Down to the last line, repeat the records exactly.

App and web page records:
%%
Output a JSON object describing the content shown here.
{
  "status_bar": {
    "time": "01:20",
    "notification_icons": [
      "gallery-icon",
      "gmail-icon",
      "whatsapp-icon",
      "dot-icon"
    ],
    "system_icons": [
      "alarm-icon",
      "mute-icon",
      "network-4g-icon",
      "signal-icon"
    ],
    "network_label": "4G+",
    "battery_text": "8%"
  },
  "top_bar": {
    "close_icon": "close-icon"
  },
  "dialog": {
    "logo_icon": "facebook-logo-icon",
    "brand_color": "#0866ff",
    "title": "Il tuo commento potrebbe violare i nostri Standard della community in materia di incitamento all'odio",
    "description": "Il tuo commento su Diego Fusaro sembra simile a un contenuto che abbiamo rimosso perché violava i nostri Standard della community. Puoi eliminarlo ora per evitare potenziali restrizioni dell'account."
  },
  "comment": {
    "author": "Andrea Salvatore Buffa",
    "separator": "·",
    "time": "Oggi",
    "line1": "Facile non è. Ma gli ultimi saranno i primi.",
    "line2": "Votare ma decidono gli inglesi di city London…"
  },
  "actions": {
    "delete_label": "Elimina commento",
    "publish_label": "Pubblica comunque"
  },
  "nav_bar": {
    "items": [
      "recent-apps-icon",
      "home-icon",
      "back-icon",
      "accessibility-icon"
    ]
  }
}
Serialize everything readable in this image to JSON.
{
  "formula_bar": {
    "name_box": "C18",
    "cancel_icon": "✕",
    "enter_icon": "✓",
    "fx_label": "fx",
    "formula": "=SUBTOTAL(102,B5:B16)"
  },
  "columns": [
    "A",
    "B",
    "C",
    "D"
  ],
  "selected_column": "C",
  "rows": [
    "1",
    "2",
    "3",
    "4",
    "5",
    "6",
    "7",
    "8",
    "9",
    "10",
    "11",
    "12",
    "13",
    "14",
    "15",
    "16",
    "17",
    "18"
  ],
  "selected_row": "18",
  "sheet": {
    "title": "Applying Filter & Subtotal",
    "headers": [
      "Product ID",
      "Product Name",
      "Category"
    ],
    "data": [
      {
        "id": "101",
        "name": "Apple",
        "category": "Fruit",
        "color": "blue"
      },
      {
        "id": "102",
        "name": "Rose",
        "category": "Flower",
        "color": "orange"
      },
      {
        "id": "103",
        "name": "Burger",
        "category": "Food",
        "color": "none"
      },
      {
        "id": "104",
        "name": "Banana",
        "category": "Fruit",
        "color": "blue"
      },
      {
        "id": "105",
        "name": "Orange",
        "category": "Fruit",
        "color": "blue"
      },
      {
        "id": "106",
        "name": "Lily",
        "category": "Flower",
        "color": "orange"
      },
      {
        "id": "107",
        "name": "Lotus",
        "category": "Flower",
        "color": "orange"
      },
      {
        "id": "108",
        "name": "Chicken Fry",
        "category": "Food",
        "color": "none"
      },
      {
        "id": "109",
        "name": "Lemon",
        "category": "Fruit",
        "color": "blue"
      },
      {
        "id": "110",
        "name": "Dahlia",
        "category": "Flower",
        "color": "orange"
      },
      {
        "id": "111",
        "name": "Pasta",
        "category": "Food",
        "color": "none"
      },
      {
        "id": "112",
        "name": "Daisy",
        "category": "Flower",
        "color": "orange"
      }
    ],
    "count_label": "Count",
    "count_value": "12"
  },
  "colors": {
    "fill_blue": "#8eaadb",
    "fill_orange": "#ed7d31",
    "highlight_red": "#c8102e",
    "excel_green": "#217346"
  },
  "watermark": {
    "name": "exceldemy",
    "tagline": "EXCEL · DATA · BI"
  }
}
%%
#### SOLUTION TO THIS TASK:
Output a JSON object describing the content shown here.
{
  "status_bar": {
    "time": "01:20",
    "notification_icons": [
      "gallery-icon",
      "gmail-icon",
      "whatsapp-icon",
      "dot-icon"
    ],
    "system_icons": [
      "alarm-icon",
      "mute-icon",
      "network-4g-icon",
      "signal-icon"
    ],
    "network_label": "4G+",
    "battery_text": "8%"
  },
  "top_bar": {
    "close_icon": "close-icon"
  },
  "dialog": {
    "logo_icon": "facebook-logo-icon",
    "brand_color": "#0866ff",
    "title": "Il tuo commento potrebbe violare i nostri Standard della community in materia di incitamento all'odio",
    "description": "Il tuo commento su Diego Fusaro sembra simile a un contenuto che abbiamo rimosso perché violava i nostri Standard della community. Puoi eliminarlo ora per evitare potenziali restrizioni dell'account."
  },
  "comment": {
    "author": "Andrea Salvatore Buffa",
    "separator": "·",
    "time": "Oggi",
    "line1": "Facile non è. Ma gli ultimi saranno i primi.",
    "line2": "Votare ma decidono gli inglesi di city London…"
  },
  "actions": {
    "delete_label": "Elimina commento",
    "publish_label": "Pubblica comunque"
  },
  "nav_bar": {
    "items": [
      "recent-apps-icon",
      "home-icon",
      "back-icon",
      "accessibility-icon"
    ]
  }
}
Serialize everything readable in this image to JSON.
{
  "formula_bar": {
    "name_box": "C18",
    "cancel_icon": "✕",
    "enter_icon": "✓",
    "fx_label": "fx",
    "formula": "=SUBTOTAL(102,B5:B16)"
  },
  "columns": [
    "A",
    "B",
    "C",
    "D"
  ],
  "selected_column": "C",
  "rows": [
    "1",
    "2",
    "3",
    "4",
    "5",
    "6",
    "7",
    "8",
    "9",
    "10",
    "11",
    "12",
    "13",
    "14",
    "15",
    "16",
    "17",
    "18"
  ],
  "selected_row": "18",
  "sheet": {
    "title": "Applying Filter & Subtotal",
    "headers": [
      "Product ID",
      "Product Name",
      "Category"
    ],
    "data": [
      {
        "id": "101",
        "name": "Apple",
        "category": "Fruit",
        "color": "blue"
      },
      {
        "id": "102",
        "name": "Rose",
        "category": "Flower",
        "color": "orange"
      },
      {
        "id": "103",
        "name": "Burger",
        "category": "Food",
        "color": "none"
      },
      {
        "id": "104",
        "name": "Banana",
        "category": "Fruit",
        "color": "blue"
      },
      {
        "id": "105",
        "name": "Orange",
        "category": "Fruit",
        "color": "blue"
      },
      {
        "id": "106",
        "name": "Lily",
        "category": "Flower",
        "color": "orange"
      },
      {
        "id": "107",
        "name": "Lotus",
        "category": "Flower",
        "color": "orange"
      },
      {
        "id": "108",
        "name": "Chicken Fry",
        "category": "Food",
        "color": "none"
      },
      {
        "id": "109",
        "name": "Lemon",
        "category": "Fruit",
        "color": "blue"
      },
      {
        "id": "110",
        "name": "Dahlia",
        "category": "Flower",
        "color": "orange"
      },
      {
        "id": "111",
        "name": "Pasta",
        "category": "Food",
        "color": "none"
      },
      {
        "id": "112",
        "name": "Daisy",
        "category": "Flower",
        "color": "orange"
      }
    ],
    "count_label": "Count",
    "count_value": "12"
  },
  "colors": {
    "fill_blue": "#8eaadb",
    "fill_orange": "#ed7d31",
    "highlight_red": "#c8102e",
    "excel_green": "#217346"
  },
  "watermark": {
    "name": "exceldemy",
    "tagline": "EXCEL · DATA · BI"
  }
}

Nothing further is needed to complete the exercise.